Demystifying Data Modeling in MongoDB: A Step-by-Step Approach
Data modeling is the process of defining how data is stored and the relationships that exist among different entities in your data. The organization of data inside a database is referred to as a schema. When developing your schema, put more thoughts on your application than your database. A good data model makes data management easier, makes queries more efficient, uses less memory and CPU, and reduces costs. As such, data that is accessed together is stored together.
With data modeling, all data components of a system are identified, and their connections are determined, making it possible to come up with the best ways to represent the relationships between them.
Components of data models
There are four components of data modeling, namely:
- Entity: An entity refers to an independent object representative of a logical component in the system. Entities are either tangible or intangible. In MongoDB, each document is treated as an entity.
- Entity types: Entity types are used to group similar entities. For example, the entity type “movies” includes entities like “Fast and Furious.”
- Attributes: Attributes refer to the properties of an entity. For example, the “movie” entity may have attributes like a title.
- Relationships: Relationships define the connections between entities. They describe the relationships between entities.
MongoDB’s flexible schema should not be confused with its being schemeless. For this reason, you need data modeling or design schema. A solid data model will boost the performance of your application and make it more future-proof.
Ways to model relationships between entities

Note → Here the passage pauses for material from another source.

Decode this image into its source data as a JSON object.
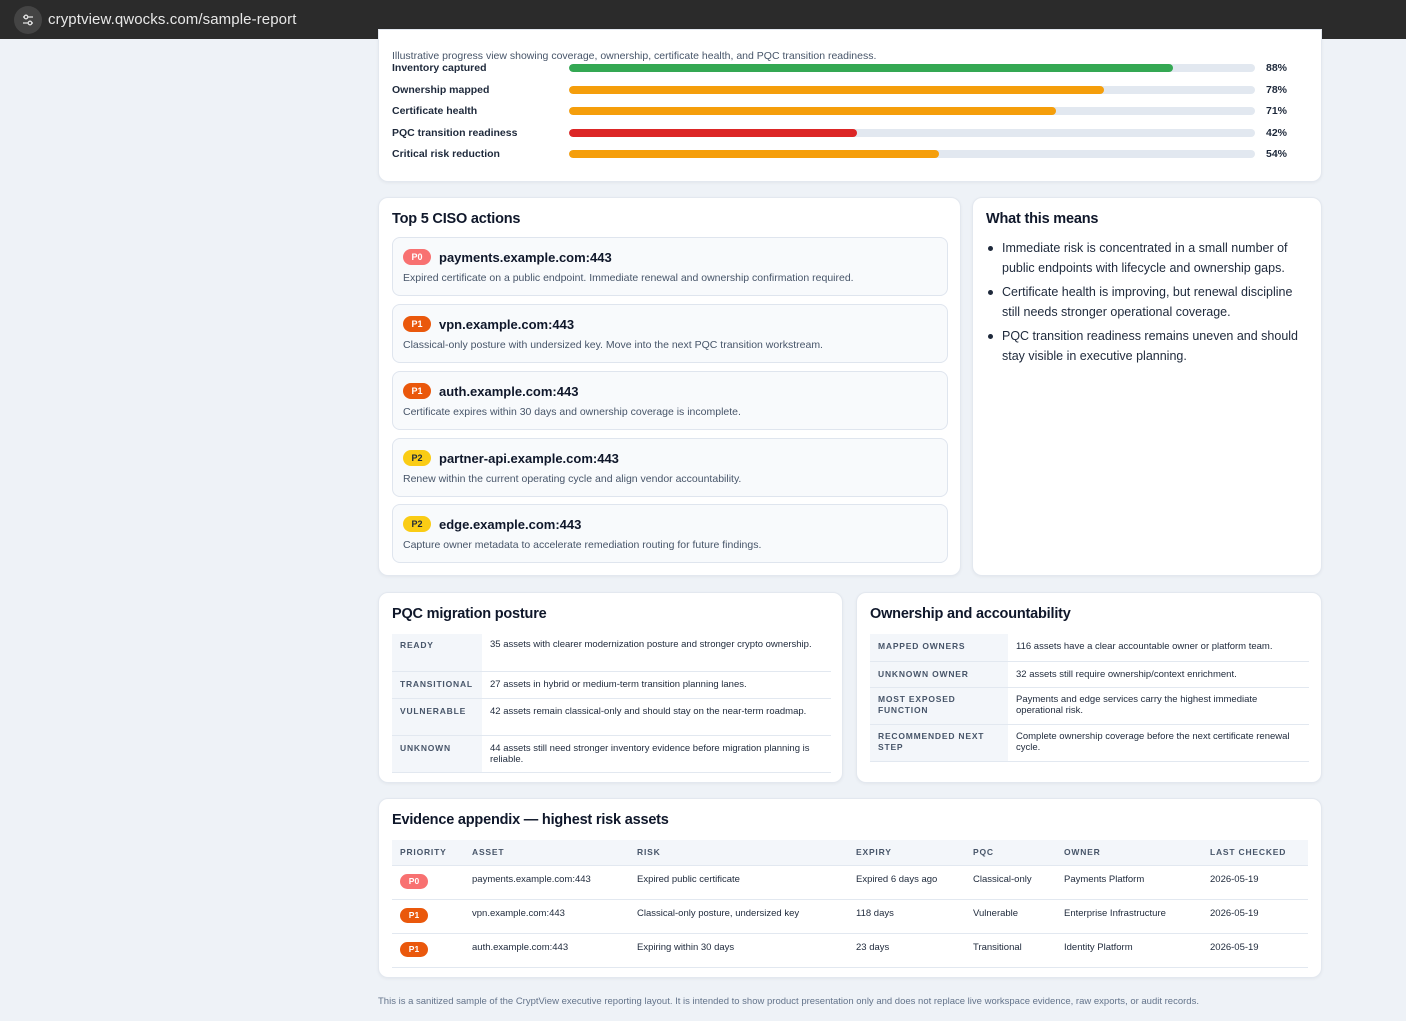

- One-to-one (1-1): One value is associated with only one document in this type. It implies that for every entity in a set, there is a corresponding and unique entity in the other set. This can also be interpreted as linking the primary key of one entity to the primary key of another, hence establishing a direct connection between the two entities.
- One to many (1-N): This type of relationship in data modeling implies that one entity is associated with multiple instances of another entity. One value can be associated with more than one document or value.
- Many to many (N-N): In this type of model, multiple documents can be associated with each other. For example, a movie can have multiple writers, but one can write different movies.
Flexible data modeling with Mingo
MongoDB’s flexible schema enables you to change your data's structure to suit your application's needs. However, it is best practice to envision data modeling before constructing the database. This is possible by evaluating your application's business requirements and structure.
Mingo allows you to model your data through the data relations feature. The data relations functionality can be unlocked by right-clicking the database and selecting it or clicking on it on the left-hand side of the Mingo application. Once opened, you can view all the relations between your collections. You also have the option to refresh your relations and remove all relations. The field path for the relations is also indicated, and you get to glimpse your data relations in one place.
There is also an “add a relation” functionality that allows you to edit the existing relations. This can be done by referencing collections, deleting, or managing all relations. That way, you can dictate the structure of your database with the Mingo GUI functionality. Through referencing, you can have separate collections for each entity and establish relationships between them using unique identifiers.
Mingo makes MongoDB easy to use, whether you are a software developer, database administrator, system administrator, DevOps engineer, or data scientist. Try it with Mingo, the fastest MongoDB GUI that gets things done 65% faster.